Today, McAfee has announced that it has discovered a new vulnerability in Windows 10’s Cortana digital assistant which could be used to manipulate locked systems with physical access. It’s worth noting that the two new flaws have been addressed as part of Microsoft’s August update for Windows 10.

The vulnerability was discovered by McAfee Labs Advanced Threat Research team and the researchers responsible disclosed it with Microsoft which addressed the vulnerabilities in today’s patch.

cortana bug

The company says that the locked Windows 10 devices with Cortana could allow an attacker with physical access to do two kinds of unauthorized browsing on the unpatched systems.

The vulnerabilities could allow the attackers:

  • The attacker can force Microsoft Edge to navigate to an attacker-controlled URL.
  • The attacker can use a limited version of Internet Explorer 11 using the saved credentials of the victim.

“In the first scenario, a Cortana privilege escalation leads to forced navigation on a lock screen. The vulnerability does not allow an attacker to unlock the device, but it does allow someone with physical access to force Edge to navigate to a page of the attacker’s choosing while the device is still locked.

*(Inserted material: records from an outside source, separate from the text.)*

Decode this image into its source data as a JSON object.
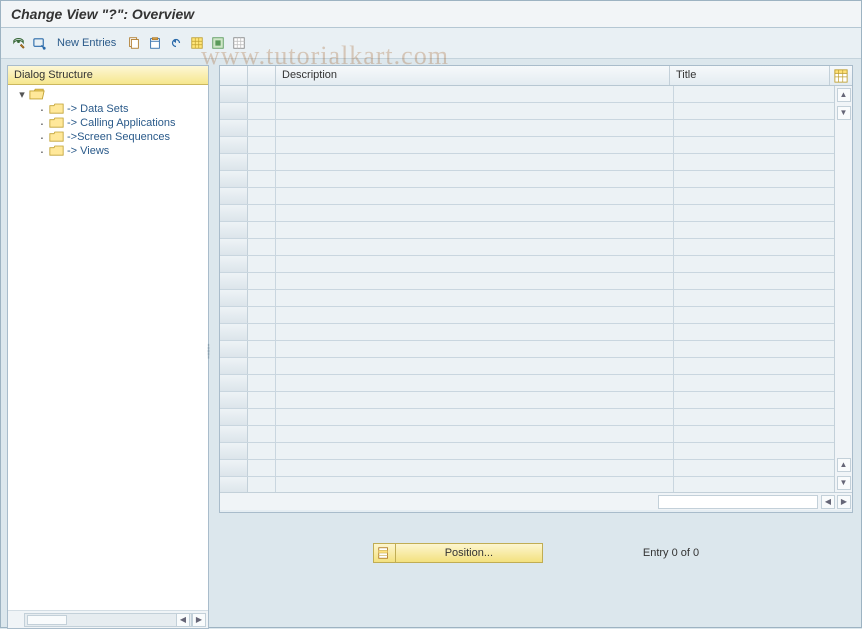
{
  "header": {
    "title": "Change View \"?\": Overview"
  },
  "toolbar": {
    "new_entries_label": "New Entries"
  },
  "sidebar": {
    "header": "Dialog Structure",
    "root_label": "",
    "items": [
      "-> Data Sets",
      "-> Calling Applications",
      "->Screen Sequences",
      "-> Views"
    ]
  },
  "grid": {
    "columns": {
      "description": "Description",
      "title": "Title"
    },
    "row_count": 24
  },
  "footer": {
    "position_label": "Position...",
    "entry_text": "Entry 0 of 0"
  },
  "watermark": "www.tutorialkart.com"
}
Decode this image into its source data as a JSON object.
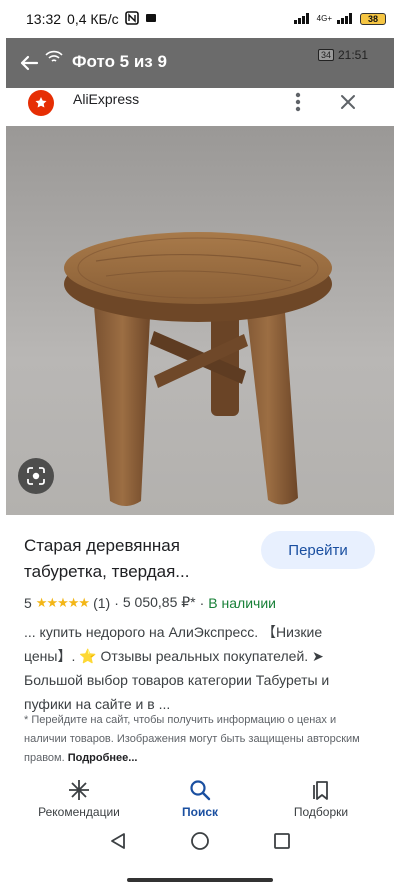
{
  "status_bar": {
    "time": "13:32",
    "network_speed": "0,4 КБ/с",
    "signal_label": "4G+",
    "battery_level": "38"
  },
  "viewer": {
    "title": "Фото 5 из 9",
    "inner_battery": "34",
    "inner_time": "21:51"
  },
  "site": {
    "name": "AliExpress"
  },
  "result": {
    "title": "Старая деревянная табуретка, твердая...",
    "button_label": "Перейти",
    "rating_value": "5",
    "stars": "★★★★★",
    "reviews": "(1)",
    "separator": "·",
    "price": "5 050,85 ₽*",
    "availability": "В наличии",
    "description": "... купить недорого на АлиЭкспресс. 【Низкие цены】. ⭐ Отзывы реальных покупателей. ➤ Большой выбор товаров категории Табуреты и пуфики на сайте и в ...",
    "disclaimer": "* Перейдите на сайт, чтобы получить информацию о ценах и наличии товаров. Изображения могут быть защищены авторским правом.",
    "more_link": "Подробнее..."
  },
  "bottom_nav": {
    "items": [
      {
        "label": "Рекомендации",
        "icon": "asterisk-icon"
      },
      {
        "label": "Поиск",
        "icon": "search-icon"
      },
      {
        "label": "Подборки",
        "icon": "bookmark-icon"
      }
    ]
  },
  "colors": {
    "accent": "#1a4fa0",
    "button_bg": "#e8f0fe",
    "in_stock": "#188038",
    "star": "#f3b617",
    "aliexpress": "#e62e04"
  }
}
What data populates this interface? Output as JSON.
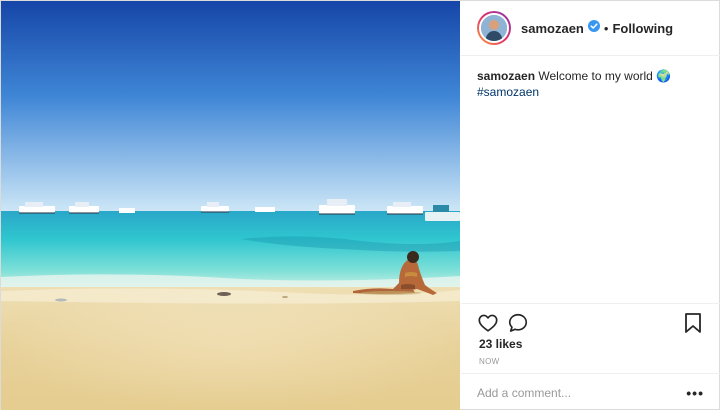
{
  "post": {
    "username": "samozaen",
    "verified": true,
    "follow_separator": "•",
    "follow_status": "Following",
    "caption": {
      "username": "samozaen",
      "text": "Welcome to my world 🌍",
      "hashtag": "#samozaen"
    },
    "likes": "23 likes",
    "timestamp": "NOW",
    "comment_placeholder": "Add a comment...",
    "more_label": "•••"
  },
  "photo": {
    "subject": "beach-scene",
    "colors": {
      "sky_top": "#1a4fb0",
      "sky_bottom": "#c3e2f5",
      "sea": "#2ec5d0",
      "sand": "#efd9a0"
    }
  },
  "icons": {
    "like": "heart-icon",
    "comment": "comment-icon",
    "save": "bookmark-icon",
    "verified": "verified-badge-icon"
  },
  "colors": {
    "verified_blue": "#3897f0",
    "hashtag": "#003569",
    "text": "#262626",
    "muted": "#999999",
    "divider": "#efefef"
  }
}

This is not a case of BadUSB, man in the middle, or rogue Wi-Fi, just simple voice commands and interacting with the device’s touchscreen or mouse,” researchers Cedric Cochin and Steve Povolny explains in a blog post.

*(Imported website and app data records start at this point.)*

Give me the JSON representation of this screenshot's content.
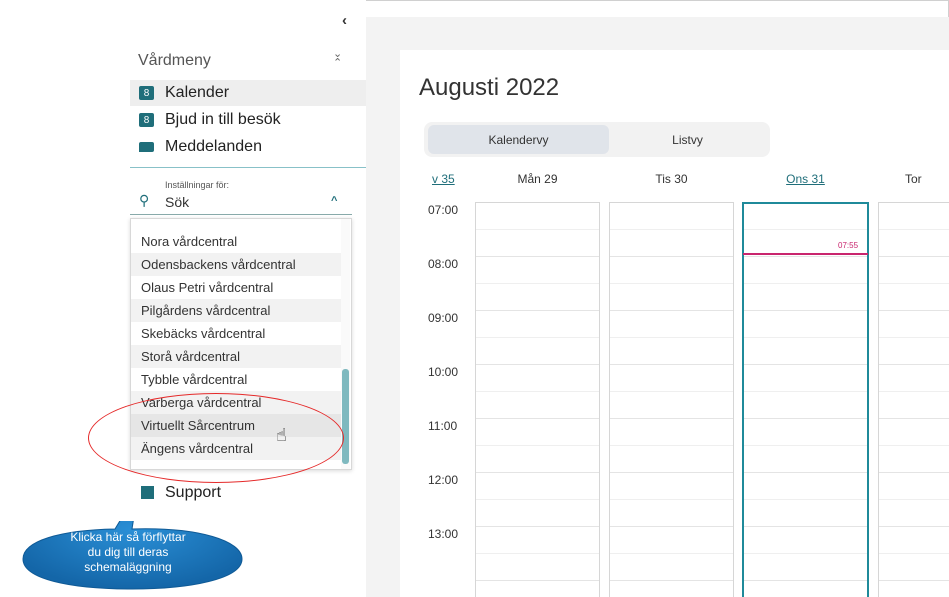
{
  "sidebar": {
    "collapse_icon": "‹",
    "menu_title": "Vårdmeny",
    "items": [
      {
        "label": "Kalender",
        "icon": "calendar-icon",
        "icon_glyph": "8"
      },
      {
        "label": "Bjud in till besök",
        "icon": "invite-icon",
        "icon_glyph": "8"
      },
      {
        "label": "Meddelanden",
        "icon": "message-icon",
        "icon_glyph": ""
      }
    ],
    "settings_label": "Inställningar för:",
    "search_value": "Sök",
    "dropdown_items": [
      "Nora vårdcentral",
      "Odensbackens vårdcentral",
      "Olaus Petri vårdcentral",
      "Pilgårdens vårdcentral",
      "Skebäcks vårdcentral",
      "Storå vårdcentral",
      "Tybble vårdcentral",
      "Varberga vårdcentral",
      "Virtuellt Sårcentrum",
      "Ängens vårdcentral"
    ],
    "support_label": "Support"
  },
  "callout": {
    "text_line1": "Klicka här så förflyttar",
    "text_line2": "du dig till deras",
    "text_line3": "schemaläggning"
  },
  "calendar": {
    "month_title": "Augusti 2022",
    "tabs": [
      "Kalendervy",
      "Listvy"
    ],
    "week_label": "v 35",
    "days": [
      "Mån 29",
      "Tis 30",
      "Ons 31",
      "Tor"
    ],
    "times": [
      "07:00",
      "08:00",
      "09:00",
      "10:00",
      "11:00",
      "12:00",
      "13:00"
    ],
    "now_time": "07:55"
  },
  "colors": {
    "accent": "#1f6e7a",
    "now_line": "#c9256e",
    "annotation": "#e52a2a",
    "callout": "#1a7cc4"
  }
}
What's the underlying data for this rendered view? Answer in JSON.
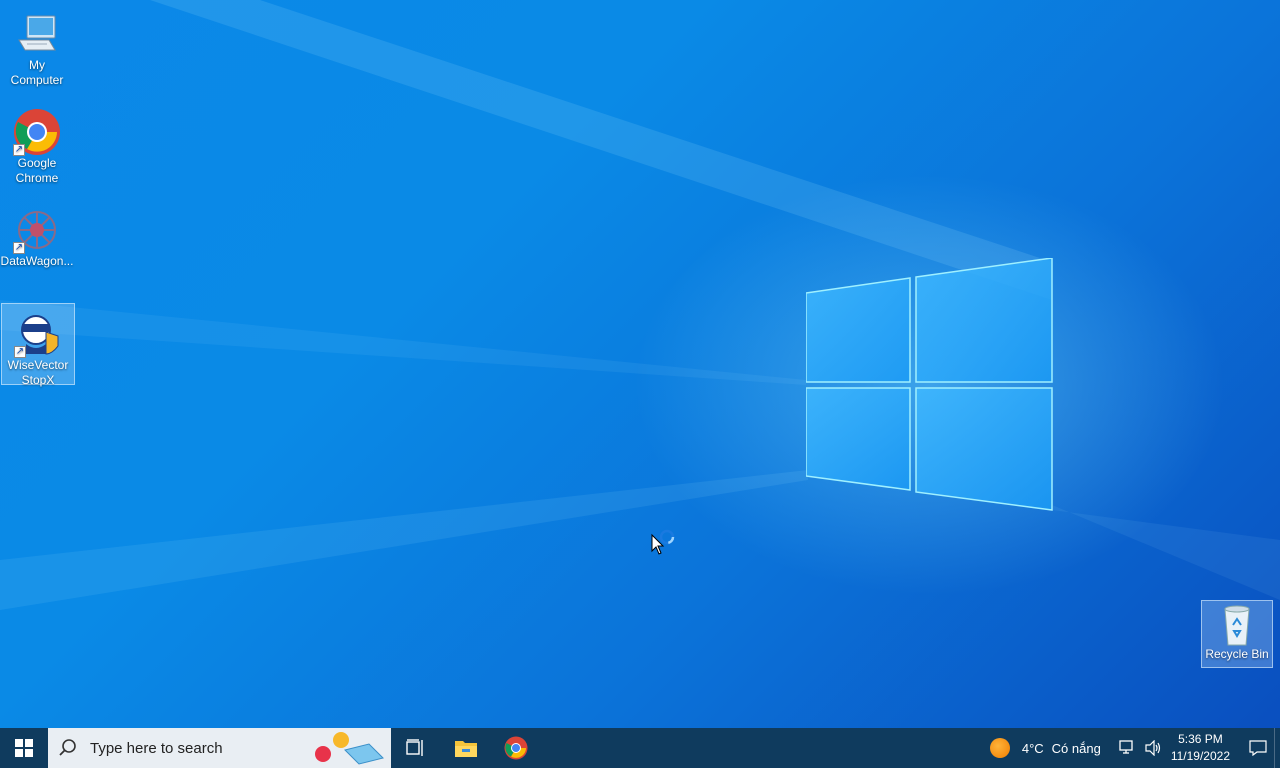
{
  "desktop": {
    "icons": [
      {
        "label": "My\nComputer",
        "icon": "computer-icon"
      },
      {
        "label": "Google\nChrome",
        "icon": "chrome-icon"
      },
      {
        "label": "DataWagon...",
        "icon": "datawagon-icon"
      },
      {
        "label": "WiseVector\nStopX",
        "icon": "wisevector-icon"
      },
      {
        "label": "Recycle Bin",
        "icon": "recycle-bin-icon"
      }
    ]
  },
  "taskbar": {
    "search_placeholder": "Type here to search",
    "pinned": [
      "task-view-icon",
      "file-explorer-icon",
      "chrome-icon"
    ],
    "weather": {
      "temp": "4°C",
      "condition": "Có nắng"
    },
    "clock": {
      "time": "5:36 PM",
      "date": "11/19/2022"
    }
  },
  "colors": {
    "taskbar": "#0f3b5e",
    "desktop_blue": "#0a8ae6",
    "search_bg": "#e9eef3"
  }
}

Some additional discoveries by McAfee being addressed in the latest set of Patch Tuesday updates include:

  • McAfee researchers discovered that Cortana can be forced to open an attacked-controlled page while in a locked state. One way bad actors can take advantage of this vulnerability is to manipulate Wikipedia pages (which Cortana frequently references while in locked mode as a “trusted site”) to contain malicious links and information.
  • Researchers also discovered that attackers can access and navigate Internet Explorer through the Internet Explorer engine and not the full browser, though both JavaScript and cookies are enabled. Using this method, while the device is still locked attackers would be able to post comments on a public forum from another user’s device or impersonate the user thanks to its cached credentials.

About The Author

Mayank Parmar

Mayank Parmar is an entrepreneur who founded Windows Latest. He is the Editor-in-Chief and has written on various topics in his seven years of career, but he is mostly known for his well-researched work on Microsoft's Windows. His articles and research works have been referred to by CNN, Business Insiders, Forbes, Fortune, CBS Interactive, Microsoft and many others over the years.